At £837 inc VAT, the ThinkCentre M92z represents a significant investment if a business plans to outfit its entire office with new machines, but it provides the power to back up the price. This true desktop system doesn't rely on laptop-style construction, and the result is better performance. The M92z comes outfitted with an Intel Core i5 (3rd Gen) 3470S processor that runs at a standard 2.9GHz. A healthy 4GB of RAM supports optimal multitasking; when you run spreadsheets and browsers on this all-in-one, they'll seem as light as air.
Lenovo ThinkCentre M92z: Battling the benchmark
On our strenuous WorldBench 7 benchmark suite, the M92z earned a score of 91—about 9 percent slower than our baseline system. This is largely due to the lack of an SSD - it takes the M92z 49.4 seconds to boot, PCs with a small SSD often restart much more quickly. The M92z has a 500GB (7200-rpm) hard drive that manages to outperform other similarly priced PCs on most normal hard-drive benchmarks, however, so take that into account when you're choosing a business system. For pure productivity the Lenovo is a solid contender.
Lenovo ThinkCentre M92z: All work and no play
Don't expect too much gaming performance from the Lenovo ThinkCentre M92z. The all-in-one comes with Intel's integrated HD Graphics 2500. When we ran our graphics benchmark at the highest quality settings and a resolution of 1920 by 1080 pixels, the M92z managed average frame rate of 15.9 frames per second on Dirt 3 and 10.1 fps on Crysis 2—about what you'd expect with Intel's GPU. When we lowered the graphics qulity setting and dropped the resolution to 1024 by 768 pixels, the M92z ran Dirt 3 surprisingly well (65.3 fps), but Crysis 2 still struggled at a playable but far from pretty 34.2 fps. Of course, gaming performance is rarely a major consideration for business desktops.
The screen is a 23-inch multitouch display with antiglare capability and a maximum resolution of 1920 by 1080 pixels. The screen gives a good 178-degree viewing range, and you can easily adjust the screen by tilting it. The sturdy stand looks like something you'd find on a clerical worker's desk. The LED screen isn't exceptionally sharp, and its antiglare material gives it a slightly cheaper look.
Lenovo ThinkCentre M92z: Ports and connections
The M92z is well stocked with ports and connectivity options. It includes optional PS/2 keyboard and mouse connectors as well as a serial port for unusual holdover peripherals. Businesses often need to connect legacy devices, so the inclusion of older ports like PS/2 and RS-232 can be quite useful. In case you need additional screen space, you'll find a DisplayPort-in and -out connection, but you don't get any DVI, HDMI, or VGA connections.

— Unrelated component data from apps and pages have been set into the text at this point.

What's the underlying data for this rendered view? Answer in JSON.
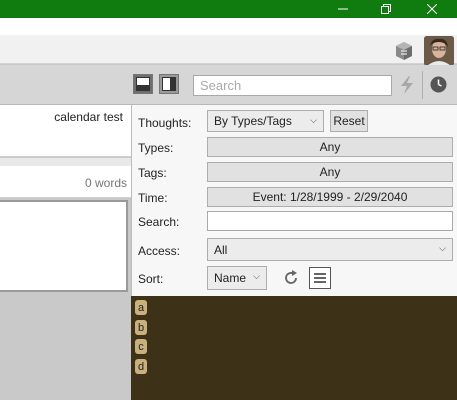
{
  "window": {
    "titlebar_color": "#107c10",
    "controls": {
      "minimize": "minimize-icon",
      "restore": "restore-icon",
      "close": "close-icon"
    }
  },
  "header": {
    "plugin_icon": "cube-icon",
    "avatar": "user-avatar"
  },
  "toolbar": {
    "layout_toggle_1": "single-pane-icon",
    "layout_toggle_2": "split-pane-icon",
    "search_placeholder": "Search",
    "bolt": "lightning-icon",
    "history": "clock-icon"
  },
  "thought": {
    "title": "calendar test",
    "word_count": "0 words"
  },
  "filters": {
    "thoughts_label": "Thoughts:",
    "thoughts_value": "By Types/Tags",
    "reset_label": "Reset",
    "types_label": "Types:",
    "types_value": "Any",
    "tags_label": "Tags:",
    "tags_value": "Any",
    "time_label": "Time:",
    "time_value": "Event: 1/28/1999 - 2/29/2040",
    "search_label": "Search:",
    "search_value": "",
    "access_label": "Access:",
    "access_value": "All",
    "sort_label": "Sort:",
    "sort_value": "Name",
    "refresh_icon": "refresh-icon",
    "list_icon": "list-icon"
  },
  "tag_list": [
    {
      "label": "a"
    },
    {
      "label": "b"
    },
    {
      "label": "c"
    },
    {
      "label": "d"
    }
  ],
  "colors": {
    "accent": "#107c10",
    "tag_panel_bg": "#3d3117",
    "tag_chip": "#c9b07d"
  }
}
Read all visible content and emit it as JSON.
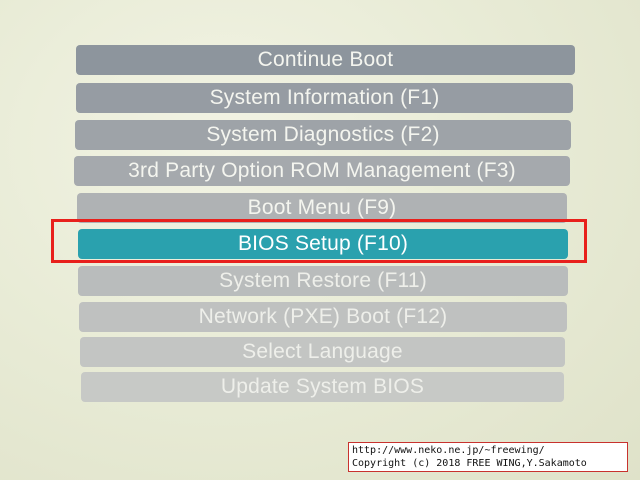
{
  "menu": {
    "items": [
      {
        "label": "Continue Boot"
      },
      {
        "label": "System Information (F1)"
      },
      {
        "label": "System Diagnostics (F2)"
      },
      {
        "label": "3rd Party Option ROM Management (F3)"
      },
      {
        "label": "Boot Menu (F9)"
      },
      {
        "label": "BIOS Setup (F10)",
        "selected": true
      },
      {
        "label": "System Restore (F11)"
      },
      {
        "label": "Network (PXE) Boot (F12)"
      },
      {
        "label": "Select Language"
      },
      {
        "label": "Update System BIOS"
      }
    ]
  },
  "highlight": {
    "target": "BIOS Setup (F10)",
    "color": "#e8201c"
  },
  "colors": {
    "selected_item": "#2aa1ae",
    "item_default": "#969ca3",
    "background": "#eef0df"
  },
  "watermark": {
    "line1": "http://www.neko.ne.jp/~freewing/",
    "line2": "Copyright (c) 2018 FREE WING,Y.Sakamoto"
  }
}
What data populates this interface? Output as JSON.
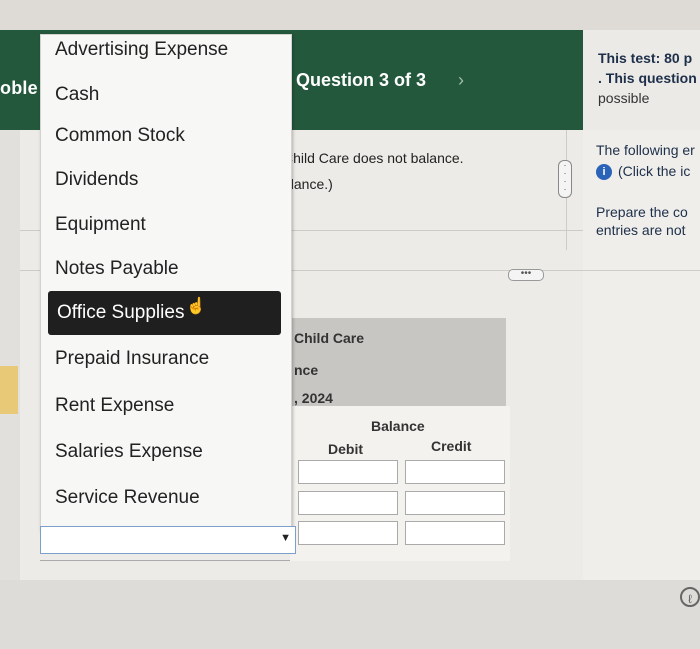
{
  "header": {
    "problem_label": "oble",
    "question_label": "Question 3 of 3",
    "next_arrow": "›"
  },
  "test_info": {
    "line1": "This test: 80 p",
    "line2": ". This question",
    "line3": "possible"
  },
  "prompt": {
    "line1": "Child Care does not balance.",
    "line2": "alance.)"
  },
  "right_panel": {
    "line1": "The following er",
    "line2": "(Click the ic",
    "line3": "Prepare the co",
    "line4": "entries are not"
  },
  "dropdown": {
    "options": [
      "Advertising Expense",
      "Cash",
      "Common Stock",
      "Dividends",
      "Equipment",
      "Notes Payable",
      "Office Supplies",
      "Prepaid Insurance",
      "Rent Expense",
      "Salaries Expense",
      "Service Revenue"
    ],
    "highlighted": "Office Supplies",
    "selected_value": ""
  },
  "trial_balance": {
    "company": "Child Care",
    "title_fragment": "nce",
    "date_fragment": ", 2024",
    "balance_label": "Balance",
    "debit_label": "Debit",
    "credit_label": "Credit"
  },
  "icons": {
    "info": "i",
    "clock": "ℓ"
  }
}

The all-in-one has four USB 2.0 ports on the back and two USB 3.0 ports on the left side.
An ExpressCard slot and an 11-in-1 card reader slot on the left side, and a DVD multiburner on the right round out the offerings. Finally, if you worry about workplace theft, the M92z has an integrated Kensington lock to keep it in place.
The ThinkCentre M92z also offers full networking capabilities. It has a gigabit ethernet port on the back, a Centrino Wireless N 2230 Wi-Fi adapter, and Bluetooth, so it can connect in practically any office—with or without a wired connection.
The M92z comes equipped with an integrated webcam and microphone. It has been optimized for VoIP and comes with integrated speakers that feature Dolby sound enhancement. It's also the first 20-inch all-in-one that is vPro-ready, for even more business support.
Finally, the system is bundled with its own wireless mouse and keyboard. They are standard peripherals except that the mouse is astonishingly small: It fit into about half of my hand. The keyboard provides plenty of room for your hands to move around, far removed from the cramped layouts that torment stubby-fingered users like me.